I have met recently with several different community bank boards on different issues. The similarity was, however, that each of the boards was struggling with what I would term a “hard decision.”
As directors or senior officers of our community banks, we are faced with “hard decisions” on a daily basis. Some of them are more difficult and more strategic than others, but the reality is that community bankers are required to make the tough calls every day.
This may involve firing somebody. Or turning down a loan request, particularly for a friend or family. Maybe it’s time to finalize a choice for management or board succession—somebody’s going to be disappointed.
That’s just a sampling. In this blog, I thought I would share with you a couple of specific hard decisions and what the board or individual decided to do about it.
“For next CEO, the envelope please …”
The first one involves the CEO selection.
I was visiting with a community banker who is a retiring chief executive officer. This is not a family-controlled bank, but it has been managed by the family for a period of years. In fact, several family members work in the bank in various senior positions.

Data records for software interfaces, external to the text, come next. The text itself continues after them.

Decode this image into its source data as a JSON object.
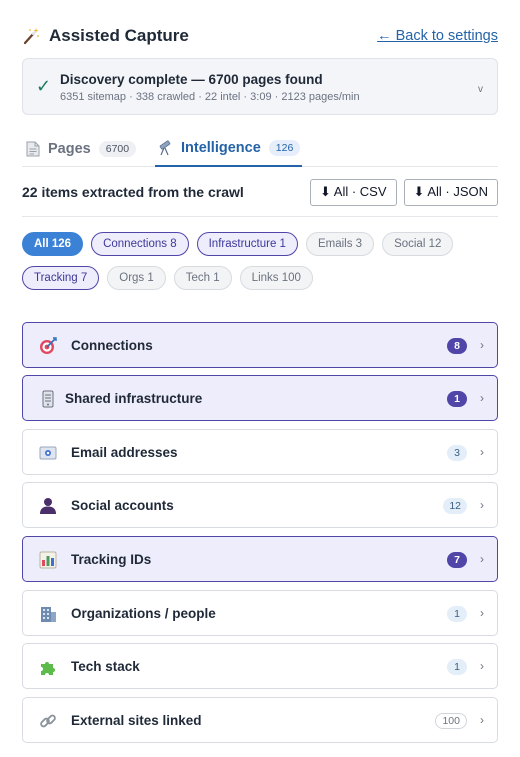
{
  "header": {
    "title": "Assisted Capture",
    "back_link": "← Back to settings",
    "icon": "magic-wand-icon"
  },
  "status": {
    "title": "Discovery complete — 6700 pages found",
    "subtitle": "6351 sitemap · 338 crawled · 22 intel · 3:09 · 2123 pages/min",
    "check": "✓",
    "caret": "v"
  },
  "tabs": [
    {
      "label": "Pages",
      "count": "6700",
      "icon": "document-icon"
    },
    {
      "label": "Intelligence",
      "count": "126",
      "icon": "telescope-icon",
      "active": true
    }
  ],
  "toolbar": {
    "summary": "22 items extracted from the crawl",
    "csv_label": "⬇ All · CSV",
    "json_label": "⬇ All · JSON"
  },
  "filters": [
    {
      "label": "All 126",
      "state": "active"
    },
    {
      "label": "Connections 8",
      "state": "highlighted"
    },
    {
      "label": "Infrastructure 1",
      "state": "highlighted"
    },
    {
      "label": "Emails 3",
      "state": "normal"
    },
    {
      "label": "Social 12",
      "state": "normal"
    },
    {
      "label": "Tracking 7",
      "state": "highlighted"
    },
    {
      "label": "Orgs 1",
      "state": "normal"
    },
    {
      "label": "Tech 1",
      "state": "normal"
    },
    {
      "label": "Links 100",
      "state": "normal"
    }
  ],
  "categories": [
    {
      "label": "Connections",
      "count": "8",
      "icon": "target-icon",
      "highlighted": true
    },
    {
      "label": "Shared infrastructure",
      "count": "1",
      "icon": "server-icon",
      "highlighted": true
    },
    {
      "label": "Email addresses",
      "count": "3",
      "icon": "envelope-icon",
      "highlighted": false
    },
    {
      "label": "Social accounts",
      "count": "12",
      "icon": "person-icon",
      "highlighted": false
    },
    {
      "label": "Tracking IDs",
      "count": "7",
      "icon": "bar-chart-icon",
      "highlighted": true
    },
    {
      "label": "Organizations / people",
      "count": "1",
      "icon": "office-building-icon",
      "highlighted": false
    },
    {
      "label": "Tech stack",
      "count": "1",
      "icon": "puzzle-piece-icon",
      "highlighted": false
    },
    {
      "label": "External sites linked",
      "count": "100",
      "icon": "link-icon",
      "highlighted": false
    }
  ],
  "chevron": "›",
  "colors": {
    "accent": "#2563a8",
    "highlight_border": "#4f46a8",
    "highlight_bg": "#eeedfc",
    "active_chip": "#3b82d6",
    "success": "#1e7a5a"
  }
}
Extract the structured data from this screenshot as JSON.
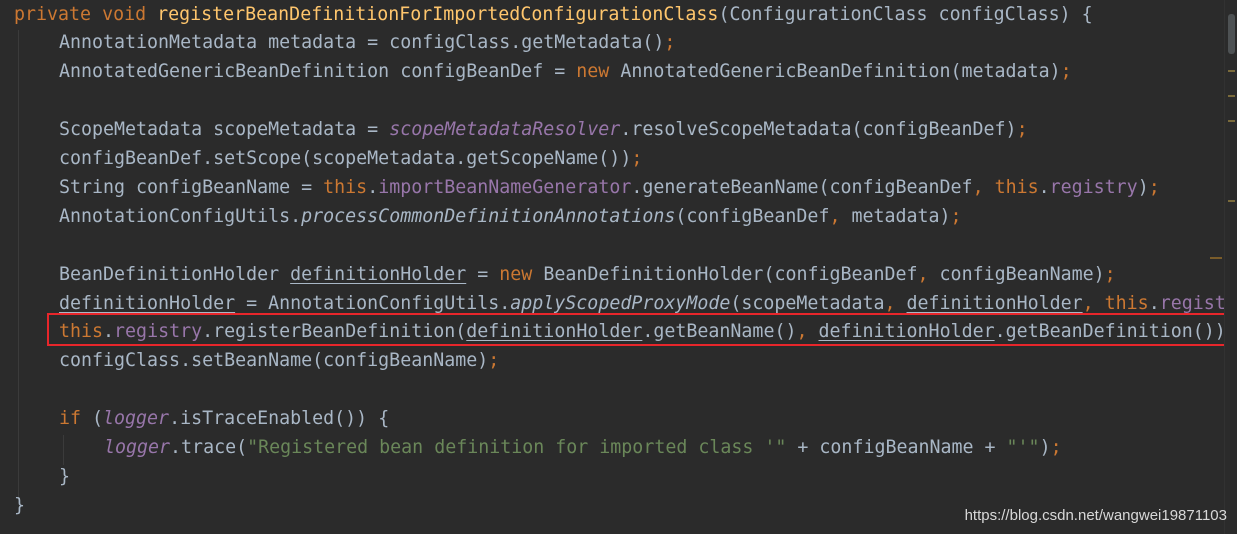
{
  "code": {
    "l1": {
      "k1": "private",
      "k2": "void",
      "method": "registerBeanDefinitionForImportedConfigurationClass",
      "rest": "(ConfigurationClass configClass) {"
    },
    "l2": {
      "a": "AnnotationMetadata metadata = configClass.getMetadata()",
      "semi": ";"
    },
    "l3": {
      "a": "AnnotatedGenericBeanDefinition configBeanDef = ",
      "kw": "new",
      "b": " AnnotatedGenericBeanDefinition(metadata)",
      "semi": ";"
    },
    "l5": {
      "a": "ScopeMetadata scopeMetadata = ",
      "field": "scopeMetadataResolver",
      "b": ".resolveScopeMetadata(configBeanDef)",
      "semi": ";"
    },
    "l6": {
      "a": "configBeanDef.setScope(scopeMetadata.getScopeName())",
      "semi": ";"
    },
    "l7": {
      "a": "String configBeanName = ",
      "this1": "this",
      "dot1": ".",
      "field1": "importBeanNameGenerator",
      "b": ".generateBeanName(configBeanDef",
      "comma": ",",
      "sp": " ",
      "this2": "this",
      "dot2": ".",
      "field2": "registry",
      "c": ")",
      "semi": ";"
    },
    "l8": {
      "a": "AnnotationConfigUtils.",
      "static": "processCommonDefinitionAnnotations",
      "b": "(configBeanDef",
      "comma": ",",
      "c": " metadata)",
      "semi": ";"
    },
    "l10": {
      "a": "BeanDefinitionHolder ",
      "var": "definitionHolder",
      "b": " = ",
      "kw": "new",
      "c": " BeanDefinitionHolder(configBeanDef",
      "comma": ",",
      "d": " configBeanName)",
      "semi": ";"
    },
    "l11": {
      "var": "definitionHolder",
      "a": " = AnnotationConfigUtils.",
      "static": "applyScopedProxyMode",
      "b": "(scopeMetadata",
      "comma1": ",",
      "sp": " ",
      "var2": "definitionHolder",
      "comma2": ",",
      "sp2": " ",
      "this": "this",
      "dot": ".",
      "field": "regist"
    },
    "l12": {
      "this": "this",
      "dot": ".",
      "field": "registry",
      "a": ".registerBeanDefinition(",
      "var1": "definitionHolder",
      "b": ".getBeanName()",
      "comma": ",",
      "sp": " ",
      "var2": "definitionHolder",
      "c": ".getBeanDefinition())"
    },
    "l13": {
      "a": "configClass.setBeanName(configBeanName)",
      "semi": ";"
    },
    "l15": {
      "kw": "if",
      "a": " (",
      "field": "logger",
      "b": ".isTraceEnabled()) {"
    },
    "l16": {
      "field": "logger",
      "a": ".trace(",
      "str1": "\"Registered bean definition for imported class '\"",
      "b": " + configBeanName + ",
      "str2": "\"'\"",
      "c": ")",
      "semi": ";"
    },
    "l17": {
      "a": "}"
    },
    "l18": {
      "a": "}"
    }
  },
  "watermark": "https://blog.csdn.net/wangwei19871103",
  "colors": {
    "background": "#2b2b2b",
    "text": "#a9b7c6",
    "keyword": "#cc7832",
    "method_decl": "#ffc66d",
    "field": "#9876aa",
    "string": "#6a8759",
    "highlight": "#e8262b"
  }
}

The CEO, knowing his retirement was on the horizon, had to select a successor. He had the choice of various family members, other inside officers at the bank, or going outside. This particular decision was difficult because one of his family members had the expectation that the CEO position would be his.
The CEO, wanting to do what was best for the organization overall and its shareholders, selected a senior officer to fill the role, instead of the family member. That was a decision he told me was best for the bank but a very hard one for him personally because of the family repercussions.
(He did tell me that his wife is again speaking to him, however.)
“Now’s the time to say goodbye …”
The second example concerns a hard decision for a board, particularly the chairman of the board: the issue of board succession for elderly board members.
One situation comes to mind where the most “seasoned” board member in this particular bank was in his late 80s. He was a wonderful, old gentleman when he was lucid. Unfortunately, this was only about half the time.
This director did not contribute at the board meetings, except to be somewhat disruptive because he either could not hear or follow what was going on.
I consulted with the board on board succession issues and told them that they really needed to make the hard decision with respect to this particular director.
The chairman realized that it was his obligation to deal with the situation. Interestingly, he started doing so by approaching the director’s spouse, who is in much better physical health despite being almost the same age as the director. The chairman indicated to the spouse that they were going to move the elderly director into a director emeritus status and that the good news was that he would no longer have any personal liability for serving on the board.
The spouse was supportive. They had the hard discussion with the elderly director, though I am not sure he completely understood what was going on, and they moved him to a director emeritus status. This still allowed him to come to the meetings and get the social interaction, but it opened up a space for a younger, smarter, faster, more tech-savvy, new director.
Better for all concerned.
“Time to face the music and sell”
The third example of a hard decision did not involve personnel as such; it involved the sale of the bank.
Many of our clients these days are receiving unsolicited expressions of interest. These are not hostile takeover type offers, but simply an unsolicited expression of interest.
Even with a strategy that says the bank is going to “remain independent,” the board cannot ignore its fiduciary duty to do what is right for the shareholders. A credible unsolicited offer has to be considered.
In this particular community bank’s situation, the unsolicited offer was credible in all respects: a credible amount from a credible potential acquirer who could actually get the deal done.
This unsolicited offer forced the board to make some hard decisions about whether the bank should be sold. The directors ultimately determined that the offer was worth discussing, but also that if they are going to sell the bank they wanted to make sure they had the right deal.
In other words, the unsolicited offer “put the bank in play.”
This particular board, after much hand wringing, actually did finally agree to recommend a sale to the shareholders. Interestingly, the sale was not to the original community bank holding company that made that expression of interest.
Community banking is full of hard decisions. These are just three examples of the many hard decisions made by community bank directors and officers every day.